By Tiger TrackerJuly 20, 2018, 3:32 pm

CARNOUSTIE, Scotland – Here are a few things I think I think after Tiger Woods shot a second consecutive even-par 71 Friday in the second round. And yes, he made the cut:

• Tiger said all 71s are not created equal. On Thursday, he made three birdies and three bogeys. On Friday, he made four birdie and four bogeys. Which round was better? The first. His theory is that, despite the rain, conditions were easier in the second round and there were more scoring opportunities. He didn't take advantage.

• This is the first time since the 2013 Open at Royal Lytham & St. Annes that Tiger shot par or better in each of the first two rounds of a major. That’s quite a long time ago.

• Stat line for the day: 11 of 15 fairways, 13 of 18 greens, 32 total putts. Tiger hit one driver and two 3-woods on Thursday and four drivers on Friday, only one which found the fairway. An errant drive at the second led to him sniping his next shot into the gallery

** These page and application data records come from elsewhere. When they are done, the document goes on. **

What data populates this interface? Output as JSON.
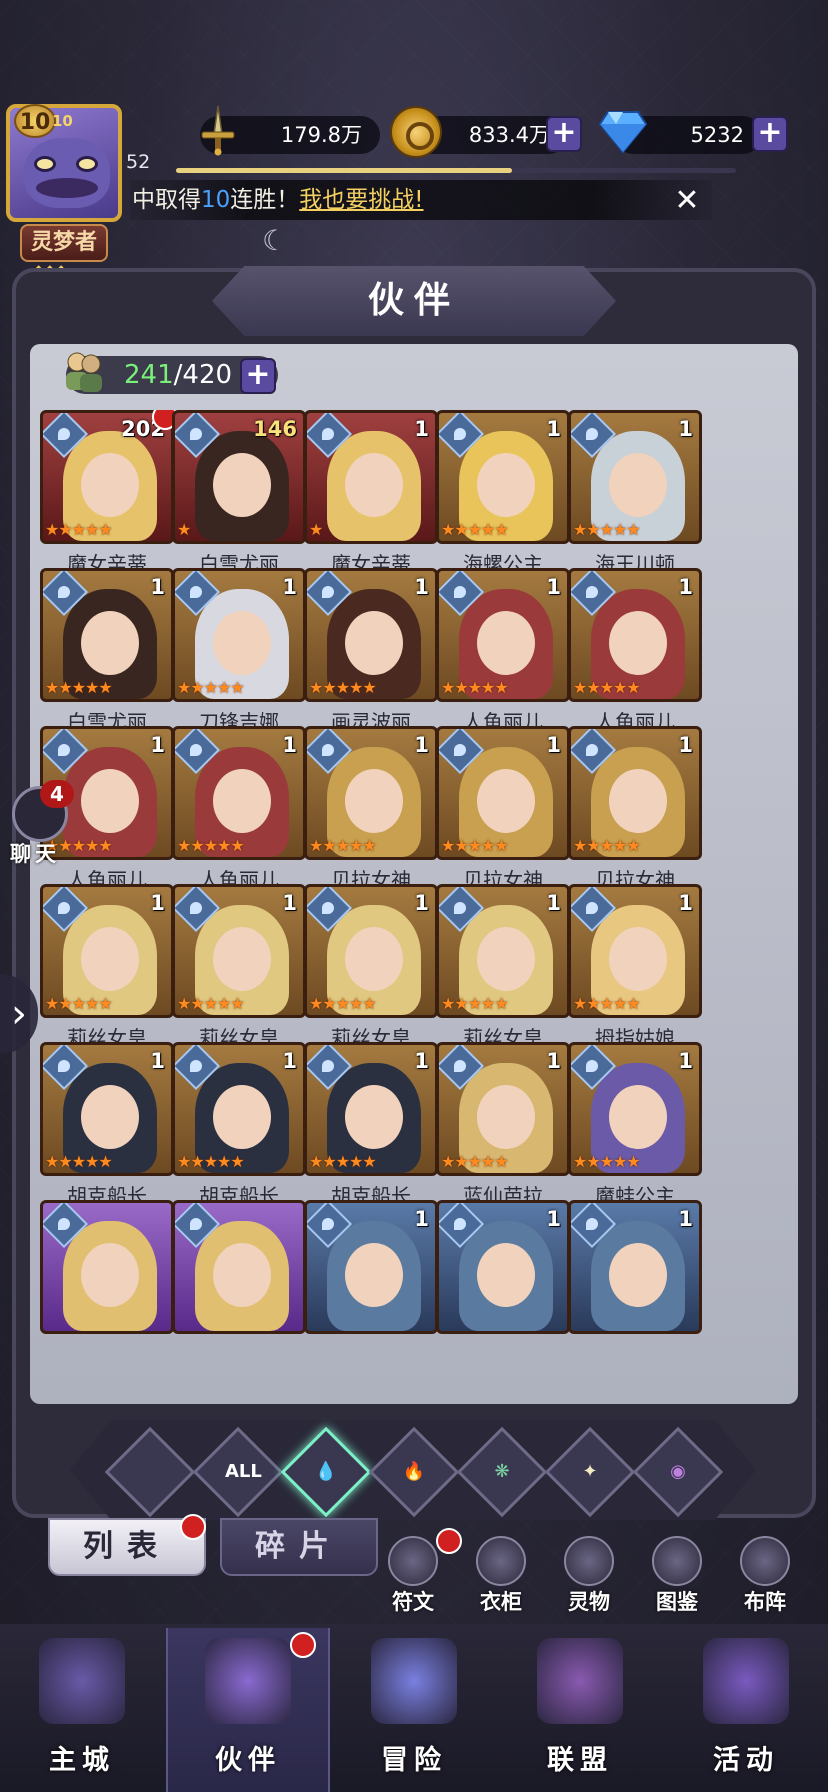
{
  "player": {
    "vip_level": "10",
    "vip_sub": "10",
    "rank_title": "灵梦者",
    "level": "52",
    "xp_fraction": 0.6
  },
  "resources": {
    "power": "179.8万",
    "gold": "833.4万",
    "diamond": "5232"
  },
  "ticker": {
    "prefix": "中取得",
    "streak": "10",
    "suffix": "连胜！",
    "link": "我也要挑战!"
  },
  "panel": {
    "title": "伙伴",
    "count_current": "241",
    "count_sep": "/420"
  },
  "cards": [
    {
      "name": "魔女辛蒂",
      "num": "202",
      "stars": "★★★★★",
      "color": "red",
      "hair": "#e6c36a",
      "dot": true,
      "numgold": false
    },
    {
      "name": "白雪尤丽",
      "num": "146",
      "stars": "★",
      "color": "red",
      "hair": "#3a2620",
      "dot": false,
      "numgold": true
    },
    {
      "name": "魔女辛蒂",
      "num": "1",
      "stars": "★",
      "color": "red",
      "hair": "#e6c36a",
      "dot": false,
      "numgold": false
    },
    {
      "name": "海螺公主",
      "num": "1",
      "stars": "★★★★★",
      "color": "gold",
      "hair": "#e8c45a",
      "dot": false,
      "numgold": false
    },
    {
      "name": "海王川顿",
      "num": "1",
      "stars": "★★★★★",
      "color": "gold",
      "hair": "#c8d0d8",
      "dot": false,
      "numgold": false
    },
    {
      "name": "白雪尤丽",
      "num": "1",
      "stars": "★★★★★",
      "color": "gold",
      "hair": "#3a2620",
      "dot": false,
      "numgold": false
    },
    {
      "name": "刀锋吉娜",
      "num": "1",
      "stars": "★★★★★",
      "color": "gold",
      "hair": "#d8d8e0",
      "dot": false,
      "numgold": false
    },
    {
      "name": "画灵波丽",
      "num": "1",
      "stars": "★★★★★",
      "color": "gold",
      "hair": "#4a2a20",
      "dot": false,
      "numgold": false
    },
    {
      "name": "人鱼丽儿",
      "num": "1",
      "stars": "★★★★★",
      "color": "gold",
      "hair": "#9a3a3a",
      "dot": false,
      "numgold": false
    },
    {
      "name": "人鱼丽儿",
      "num": "1",
      "stars": "★★★★★",
      "color": "gold",
      "hair": "#9a3a3a",
      "dot": false,
      "numgold": false
    },
    {
      "name": "人鱼丽儿",
      "num": "1",
      "stars": "★★★★★",
      "color": "gold",
      "hair": "#9a3a3a",
      "dot": false,
      "numgold": false
    },
    {
      "name": "人鱼丽儿",
      "num": "1",
      "stars": "★★★★★",
      "color": "gold",
      "hair": "#9a3a3a",
      "dot": false,
      "numgold": false
    },
    {
      "name": "贝拉女神",
      "num": "1",
      "stars": "★★★★★",
      "color": "gold",
      "hair": "#c8a050",
      "dot": false,
      "numgold": false
    },
    {
      "name": "贝拉女神",
      "num": "1",
      "stars": "★★★★★",
      "color": "gold",
      "hair": "#c8a050",
      "dot": false,
      "numgold": false
    },
    {
      "name": "贝拉女神",
      "num": "1",
      "stars": "★★★★★",
      "color": "gold",
      "hair": "#c8a050",
      "dot": false,
      "numgold": false
    },
    {
      "name": "莉丝女皇",
      "num": "1",
      "stars": "★★★★★",
      "color": "gold",
      "hair": "#e0c880",
      "dot": false,
      "numgold": false
    },
    {
      "name": "莉丝女皇",
      "num": "1",
      "stars": "★★★★★",
      "color": "gold",
      "hair": "#e0c880",
      "dot": false,
      "numgold": false
    },
    {
      "name": "莉丝女皇",
      "num": "1",
      "stars": "★★★★★",
      "color": "gold",
      "hair": "#e0c880",
      "dot": false,
      "numgold": false
    },
    {
      "name": "莉丝女皇",
      "num": "1",
      "stars": "★★★★★",
      "color": "gold",
      "hair": "#e0c880",
      "dot": false,
      "numgold": false
    },
    {
      "name": "拇指姑娘",
      "num": "1",
      "stars": "★★★★★",
      "color": "gold",
      "hair": "#e8c880",
      "dot": false,
      "numgold": false
    },
    {
      "name": "胡克船长",
      "num": "1",
      "stars": "★★★★★",
      "color": "gold",
      "hair": "#2a3040",
      "dot": false,
      "numgold": false
    },
    {
      "name": "胡克船长",
      "num": "1",
      "stars": "★★★★★",
      "color": "gold",
      "hair": "#2a3040",
      "dot": false,
      "numgold": false
    },
    {
      "name": "胡克船长",
      "num": "1",
      "stars": "★★★★★",
      "color": "gold",
      "hair": "#2a3040",
      "dot": false,
      "numgold": false
    },
    {
      "name": "蓝仙芭拉",
      "num": "1",
      "stars": "★★★★★",
      "color": "gold",
      "hair": "#d8b870",
      "dot": false,
      "numgold": false
    },
    {
      "name": "魔蛙公主",
      "num": "1",
      "stars": "★★★★★",
      "color": "gold",
      "hair": "#6a5aa8",
      "dot": false,
      "numgold": false
    },
    {
      "name": "",
      "num": "",
      "stars": "",
      "color": "purple",
      "hair": "#e0c070",
      "dot": false,
      "numgold": false
    },
    {
      "name": "",
      "num": "",
      "stars": "",
      "color": "purple",
      "hair": "#e0c070",
      "dot": false,
      "numgold": false
    },
    {
      "name": "",
      "num": "1",
      "stars": "",
      "color": "blue",
      "hair": "#5a7aa0",
      "dot": false,
      "numgold": false
    },
    {
      "name": "",
      "num": "1",
      "stars": "",
      "color": "blue",
      "hair": "#5a7aa0",
      "dot": false,
      "numgold": false
    },
    {
      "name": "",
      "num": "1",
      "stars": "",
      "color": "blue",
      "hair": "#5a7aa0",
      "dot": false,
      "numgold": false
    }
  ],
  "filters": [
    {
      "glyph": "",
      "color": "#7ab0e8",
      "sel": false
    },
    {
      "glyph": "ALL",
      "color": "#ffffff",
      "sel": false
    },
    {
      "glyph": "💧",
      "color": "#7ab0e8",
      "sel": true
    },
    {
      "glyph": "🔥",
      "color": "#ff6a40",
      "sel": false
    },
    {
      "glyph": "❋",
      "color": "#7ad0a0",
      "sel": false
    },
    {
      "glyph": "✦",
      "color": "#f0e8c0",
      "sel": false
    },
    {
      "glyph": "◉",
      "color": "#c080e0",
      "sel": false
    }
  ],
  "tabs": {
    "list": "列表",
    "fragments": "碎片"
  },
  "side_buttons": [
    "符文",
    "衣柜",
    "灵物",
    "图鉴",
    "布阵"
  ],
  "chat": {
    "label": "聊天",
    "badge": "4"
  },
  "nav": [
    {
      "label": "主城",
      "color": "#6a5aa8"
    },
    {
      "label": "伙伴",
      "color": "#8a6ad0"
    },
    {
      "label": "冒险",
      "color": "#7a80e0"
    },
    {
      "label": "联盟",
      "color": "#8a5ab0"
    },
    {
      "label": "活动",
      "color": "#7a5ac0"
    }
  ]
}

Full-field scores from the 147th Open Championship

Full coverage of the 147th Open Championship

• In his own words: “I could have cleaned up the round just a little bit. I got off to not exactly the best start, being 2 over through three, but got it back. The golf course was a little bit softer today, obviously. It rains, and we were able to get the ball down a little bit further, control the ball on the ground a little bit easier today, which was nice.”

• At some point Tiger is going to have to be more aggressive. He will be quite a few shots off the lead by day’s end and he'll have a lot of ground to make up. Hitting irons off the tee is great for position golf, but it’s often leaving him more than 200 yards into the green. Not exactly a range for easy birdies.

• Sure, it’s too soon to say Tiger can’t win a fourth claret jug, but with so many big names ahead of him on the leaderboard, it’s unlikely. Keep in mind that a top-six finish would guarantee him a spot in the WGC: Bridgestone Invitational in two weeks. At The Players, he stated that this was a big goal.

• My Twitter account got suspended momentarily when Tiger was standing over a birdie putt on the 17th green. That was the most panicked I’ve been since Tiger was in contention at the Valspar.